**Activity:**
Drop the images, then output the listing exactly.

━━━━━━━━━━━━━━━━━━━━

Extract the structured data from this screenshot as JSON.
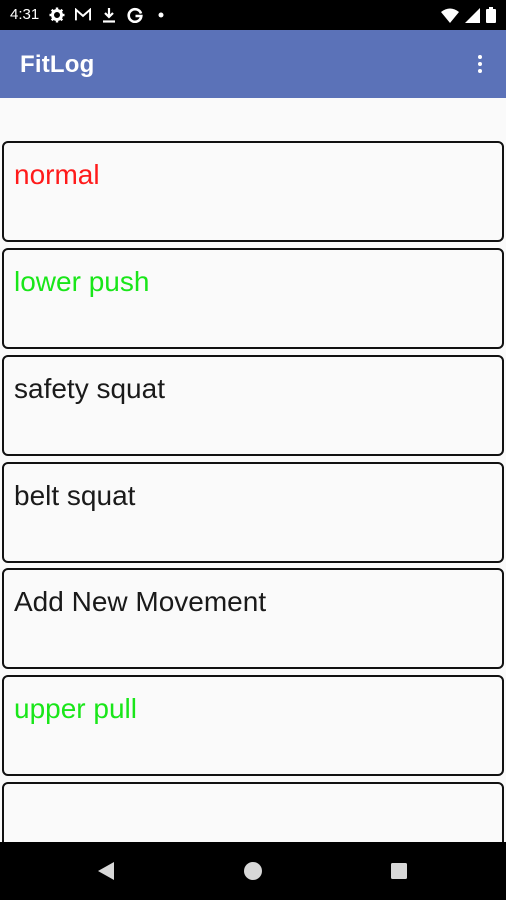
{
  "status_bar": {
    "time": "4:31",
    "left_icons": [
      "gear-icon",
      "gmail-icon",
      "download-icon",
      "google-icon",
      "dot-icon"
    ],
    "right_icons": [
      "wifi-icon",
      "signal-icon",
      "battery-icon"
    ]
  },
  "app_bar": {
    "title": "FitLog",
    "menu_icon": "overflow-menu-icon",
    "color": "#5b72b8"
  },
  "movements": [
    {
      "label": "normal",
      "color": "#ff1a1a"
    },
    {
      "label": "lower push",
      "color": "#19e619"
    },
    {
      "label": "safety squat",
      "color": "#1a1a1a"
    },
    {
      "label": "belt squat",
      "color": "#1a1a1a"
    },
    {
      "label": "Add New Movement",
      "color": "#1a1a1a"
    },
    {
      "label": "upper pull",
      "color": "#19e619"
    },
    {
      "label": "",
      "color": "#1a1a1a"
    }
  ],
  "nav_bar": {
    "buttons": [
      "back-icon",
      "home-icon",
      "recents-icon"
    ]
  }
}
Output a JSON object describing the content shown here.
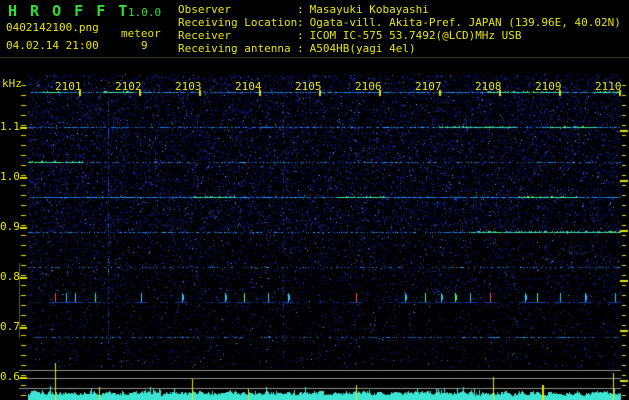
{
  "header": {
    "title": "H R O F F T",
    "version": "1.0.0",
    "filename": "0402142100.png",
    "mode": "meteor",
    "datetime": "04.02.14 21:00",
    "count": "9",
    "info_separator": ":",
    "info": [
      {
        "label": "Observer",
        "value": "Masayuki Kobayashi"
      },
      {
        "label": "Receiving Location",
        "value": "Ogata-vill. Akita-Pref. JAPAN (139.96E, 40.02N)"
      },
      {
        "label": "Receiver",
        "value": "ICOM IC-575 53.7492(@LCD)MHz USB"
      },
      {
        "label": "Receiving antenna",
        "value": "A504HB(yagi 4el)"
      }
    ]
  },
  "chart_data": {
    "type": "heatmap",
    "subtype": "radio-spectrogram",
    "ylabel_unit": "kHz",
    "y_ticks": [
      "1.1",
      "1.0",
      "0.9",
      "0.8",
      "0.7",
      "0.6"
    ],
    "y_range_khz": [
      0.59,
      1.2
    ],
    "x_ticks": [
      "2101",
      "2102",
      "2103",
      "2104",
      "2105",
      "2106",
      "2107",
      "2108",
      "2109",
      "2110"
    ],
    "x_axis_desc": "time HHMM from 21:01 to 21:10",
    "grid": false,
    "carrier_lines": [
      {
        "khz": 1.17,
        "level": 0.75,
        "bright_minutes": [
          [
            0.4,
            0.7
          ],
          [
            1.4,
            1.9
          ],
          [
            7.8,
            9.0
          ],
          [
            9.6,
            10.0
          ]
        ]
      },
      {
        "khz": 1.1,
        "level": 0.5,
        "bright_minutes": [
          [
            7.0,
            8.3
          ],
          [
            8.8,
            9.6
          ]
        ]
      },
      {
        "khz": 1.03,
        "level": 0.38,
        "bright_minutes": [
          [
            0.15,
            1.05
          ]
        ]
      },
      {
        "khz": 0.96,
        "level": 0.8,
        "bright_minutes": [
          [
            2.9,
            3.6
          ],
          [
            5.3,
            6.1
          ],
          [
            8.3,
            9.3
          ]
        ]
      },
      {
        "khz": 0.89,
        "level": 0.42,
        "bright_minutes": [
          [
            7.5,
            10.0
          ]
        ]
      },
      {
        "khz": 0.82,
        "level": 0.22,
        "bright_minutes": []
      },
      {
        "khz": 0.68,
        "level": 0.32,
        "bright_minutes": []
      }
    ],
    "echo_row_khz": 0.76,
    "echoes": [
      {
        "minute": 0.6,
        "color": "#ff5040"
      },
      {
        "minute": 0.78
      },
      {
        "minute": 0.93
      },
      {
        "minute": 1.27,
        "color": "#50ff50"
      },
      {
        "minute": 2.03
      },
      {
        "minute": 2.72
      },
      {
        "minute": 3.43
      },
      {
        "minute": 3.75,
        "color": "#50ff50"
      },
      {
        "minute": 4.15
      },
      {
        "minute": 4.48
      },
      {
        "minute": 5.62,
        "color": "#ff5040"
      },
      {
        "minute": 6.43
      },
      {
        "minute": 6.77,
        "color": "#50ff50"
      },
      {
        "minute": 7.03
      },
      {
        "minute": 7.27,
        "color": "#50ff50"
      },
      {
        "minute": 7.52
      },
      {
        "minute": 7.85,
        "color": "#ff5040"
      },
      {
        "minute": 8.43
      },
      {
        "minute": 8.63,
        "color": "#50ff50"
      },
      {
        "minute": 9.02
      },
      {
        "minute": 9.43
      },
      {
        "minute": 9.93
      }
    ],
    "interference_streaks": [
      {
        "minute": 1.48,
        "level": 0.45
      },
      {
        "minute": 4.4,
        "level": 0.18
      }
    ],
    "level_spikes": [
      {
        "minute": 0.6,
        "h": 36
      },
      {
        "minute": 1.33,
        "h": 12
      },
      {
        "minute": 2.88,
        "h": 20
      },
      {
        "minute": 3.82,
        "h": 10
      },
      {
        "minute": 5.62,
        "h": 14
      },
      {
        "minute": 7.9,
        "h": 22
      },
      {
        "minute": 8.72,
        "h": 14,
        "w": 2
      },
      {
        "minute": 9.9,
        "h": 26
      }
    ]
  },
  "colors": {
    "title_green": "#2ee02e",
    "text_yellow": "#e6e600",
    "separator": "#3a3a28",
    "noise_palette": [
      "#000a64",
      "#0a1e96",
      "#1e3cc8",
      "#3c64e6",
      "#6ea0ff",
      "#00e6ff"
    ],
    "line_blue": "#1478e6",
    "line_cyan": "#28b4f0",
    "line_bright": "#3ce6a0",
    "line_bright2": "#64f078",
    "streak_blue": "#1e46c8",
    "echo_connector": "#0a3ca0",
    "gray_line": "#909090",
    "axis_gray": "#5a5a5a",
    "waveform": "#3ce6d2",
    "spike_yellow": "#e6e600",
    "echo_default": "#30c8ff"
  }
}
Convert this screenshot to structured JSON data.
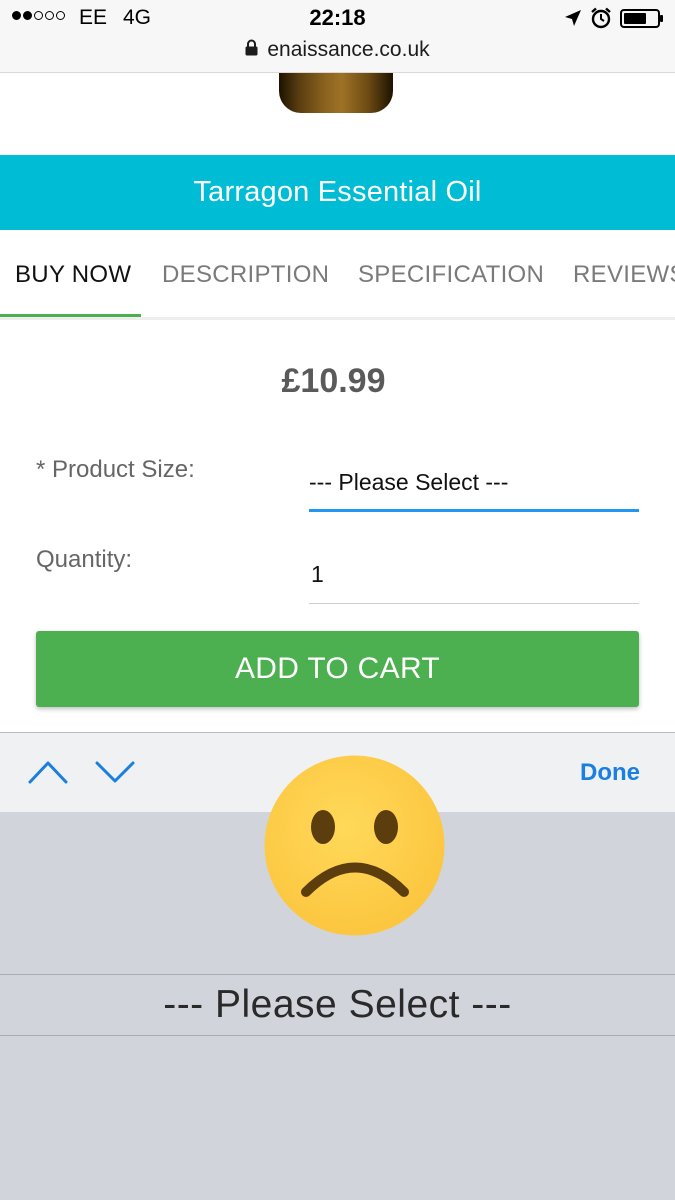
{
  "status_bar": {
    "carrier": "EE",
    "network": "4G",
    "time": "22:18",
    "signal_bars_filled": 2,
    "signal_bars_total": 5,
    "url": "enaissance.co.uk",
    "icons": [
      "lock-icon",
      "location-arrow-icon",
      "alarm-icon",
      "battery-icon"
    ]
  },
  "product": {
    "title": "Tarragon Essential Oil",
    "price": "£10.99"
  },
  "tabs": {
    "buy_now": "BUY NOW",
    "description": "DESCRIPTION",
    "specification": "SPECIFICATION",
    "reviews": "REVIEWS",
    "active": "BUY NOW"
  },
  "form": {
    "size_label": "* Product Size:",
    "size_value": "--- Please Select ---",
    "quantity_label": "Quantity:",
    "quantity_value": "1",
    "add_to_cart": "ADD TO CART"
  },
  "keyboard_toolbar": {
    "done": "Done",
    "icons": [
      "chevron-up-icon",
      "chevron-down-icon"
    ]
  },
  "picker": {
    "selected_option": "--- Please Select ---"
  },
  "overlay": {
    "emoji": "sad-face-emoji"
  },
  "colors": {
    "title_bar": "#00bcd4",
    "tab_indicator": "#4caf50",
    "add_to_cart": "#4caf50",
    "select_underline": "#2196f3",
    "done": "#1a7fe0",
    "picker_background": "#d1d4da",
    "emoji_face": "#fccb4a"
  }
}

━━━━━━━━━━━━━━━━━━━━

**Task solution:**
Extract the structured data from this screenshot as JSON.
{
  "status_bar": {
    "time": "4:31",
    "left_icons": [
      "gear-icon",
      "gmail-icon",
      "download-icon",
      "google-icon",
      "dot-icon"
    ],
    "right_icons": [
      "wifi-icon",
      "signal-icon",
      "battery-icon"
    ]
  },
  "app_bar": {
    "title": "FitLog",
    "menu_icon": "overflow-menu-icon",
    "color": "#5b72b8"
  },
  "movements": [
    {
      "label": "normal",
      "color": "#ff1a1a"
    },
    {
      "label": "lower push",
      "color": "#19e619"
    },
    {
      "label": "safety squat",
      "color": "#1a1a1a"
    },
    {
      "label": "belt squat",
      "color": "#1a1a1a"
    },
    {
      "label": "Add New Movement",
      "color": "#1a1a1a"
    },
    {
      "label": "upper pull",
      "color": "#19e619"
    },
    {
      "label": "",
      "color": "#1a1a1a"
    }
  ],
  "nav_bar": {
    "buttons": [
      "back-icon",
      "home-icon",
      "recents-icon"
    ]
  }
}
Output a JSON object describing the content shown here.
{
  "header": {
    "title": "H R O F F T",
    "version": "1.0.0",
    "filename": "0402142100.png",
    "mode": "meteor",
    "datetime": "04.02.14 21:00",
    "count": "9",
    "info_separator": ":",
    "info": [
      {
        "label": "Observer",
        "value": "Masayuki Kobayashi"
      },
      {
        "label": "Receiving Location",
        "value": "Ogata-vill. Akita-Pref. JAPAN (139.96E, 40.02N)"
      },
      {
        "label": "Receiver",
        "value": "ICOM IC-575 53.7492(@LCD)MHz USB"
      },
      {
        "label": "Receiving antenna",
        "value": "A504HB(yagi 4el)"
      }
    ]
  },
  "chart_data": {
    "type": "heatmap",
    "subtype": "radio-spectrogram",
    "ylabel_unit": "kHz",
    "y_ticks": [
      "1.1",
      "1.0",
      "0.9",
      "0.8",
      "0.7",
      "0.6"
    ],
    "y_range_khz": [
      0.59,
      1.2
    ],
    "x_ticks": [
      "2101",
      "2102",
      "2103",
      "2104",
      "2105",
      "2106",
      "2107",
      "2108",
      "2109",
      "2110"
    ],
    "x_axis_desc": "time HHMM from 21:01 to 21:10",
    "grid": false,
    "carrier_lines": [
      {
        "khz": 1.17,
        "level": 0.75,
        "bright_minutes": [
          [
            0.4,
            0.7
          ],
          [
            1.4,
            1.9
          ],
          [
            7.8,
            9.0
          ],
          [
            9.6,
            10.0
          ]
        ]
      },
      {
        "khz": 1.1,
        "level": 0.5,
        "bright_minutes": [
          [
            7.0,
            8.3
          ],
          [
            8.8,
            9.6
          ]
        ]
      },
      {
        "khz": 1.03,
        "level": 0.38,
        "bright_minutes": [
          [
            0.15,
            1.05
          ]
        ]
      },
      {
        "khz": 0.96,
        "level": 0.8,
        "bright_minutes": [
          [
            2.9,
            3.6
          ],
          [
            5.3,
            6.1
          ],
          [
            8.3,
            9.3
          ]
        ]
      },
      {
        "khz": 0.89,
        "level": 0.42,
        "bright_minutes": [
          [
            7.5,
            10.0
          ]
        ]
      },
      {
        "khz": 0.82,
        "level": 0.22,
        "bright_minutes": []
      },
      {
        "khz": 0.68,
        "level": 0.32,
        "bright_minutes": []
      }
    ],
    "echo_row_khz": 0.76,
    "echoes": [
      {
        "minute": 0.6,
        "color": "#ff5040"
      },
      {
        "minute": 0.78
      },
      {
        "minute": 0.93
      },
      {
        "minute": 1.27,
        "color": "#50ff50"
      },
      {
        "minute": 2.03
      },
      {
        "minute": 2.72
      },
      {
        "minute": 3.43
      },
      {
        "minute": 3.75,
        "color": "#50ff50"
      },
      {
        "minute": 4.15
      },
      {
        "minute": 4.48
      },
      {
        "minute": 5.62,
        "color": "#ff5040"
      },
      {
        "minute": 6.43
      },
      {
        "minute": 6.77,
        "color": "#50ff50"
      },
      {
        "minute": 7.03
      },
      {
        "minute": 7.27,
        "color": "#50ff50"
      },
      {
        "minute": 7.52
      },
      {
        "minute": 7.85,
        "color": "#ff5040"
      },
      {
        "minute": 8.43
      },
      {
        "minute": 8.63,
        "color": "#50ff50"
      },
      {
        "minute": 9.02
      },
      {
        "minute": 9.43
      },
      {
        "minute": 9.93
      }
    ],
    "interference_streaks": [
      {
        "minute": 1.48,
        "level": 0.45
      },
      {
        "minute": 4.4,
        "level": 0.18
      }
    ],
    "level_spikes": [
      {
        "minute": 0.6,
        "h": 36
      },
      {
        "minute": 1.33,
        "h": 12
      },
      {
        "minute": 2.88,
        "h": 20
      },
      {
        "minute": 3.82,
        "h": 10
      },
      {
        "minute": 5.62,
        "h": 14
      },
      {
        "minute": 7.9,
        "h": 22
      },
      {
        "minute": 8.72,
        "h": 14,
        "w": 2
      },
      {
        "minute": 9.9,
        "h": 26
      }
    ]
  },
  "colors": {
    "title_green": "#2ee02e",
    "text_yellow": "#e6e600",
    "separator": "#3a3a28",
    "noise_palette": [
      "#000a64",
      "#0a1e96",
      "#1e3cc8",
      "#3c64e6",
      "#6ea0ff",
      "#00e6ff"
    ],
    "line_blue": "#1478e6",
    "line_cyan": "#28b4f0",
    "line_bright": "#3ce6a0",
    "line_bright2": "#64f078",
    "streak_blue": "#1e46c8",
    "echo_connector": "#0a3ca0",
    "gray_line": "#909090",
    "axis_gray": "#5a5a5a",
    "waveform": "#3ce6d2",
    "spike_yellow": "#e6e600",
    "echo_default": "#30c8ff"
  }
}
Convert this screenshot to structured JSON data.
{
  "status_bar": {
    "carrier": "EE",
    "network": "4G",
    "time": "22:18",
    "signal_bars_filled": 2,
    "signal_bars_total": 5,
    "url": "enaissance.co.uk",
    "icons": [
      "lock-icon",
      "location-arrow-icon",
      "alarm-icon",
      "battery-icon"
    ]
  },
  "product": {
    "title": "Tarragon Essential Oil",
    "price": "£10.99"
  },
  "tabs": {
    "buy_now": "BUY NOW",
    "description": "DESCRIPTION",
    "specification": "SPECIFICATION",
    "reviews": "REVIEWS",
    "active": "BUY NOW"
  },
  "form": {
    "size_label": "* Product Size:",
    "size_value": "--- Please Select ---",
    "quantity_label": "Quantity:",
    "quantity_value": "1",
    "add_to_cart": "ADD TO CART"
  },
  "keyboard_toolbar": {
    "done": "Done",
    "icons": [
      "chevron-up-icon",
      "chevron-down-icon"
    ]
  },
  "picker": {
    "selected_option": "--- Please Select ---"
  },
  "overlay": {
    "emoji": "sad-face-emoji"
  },
  "colors": {
    "title_bar": "#00bcd4",
    "tab_indicator": "#4caf50",
    "add_to_cart": "#4caf50",
    "select_underline": "#2196f3",
    "done": "#1a7fe0",
    "picker_background": "#d1d4da",
    "emoji_face": "#fccb4a"
  }
}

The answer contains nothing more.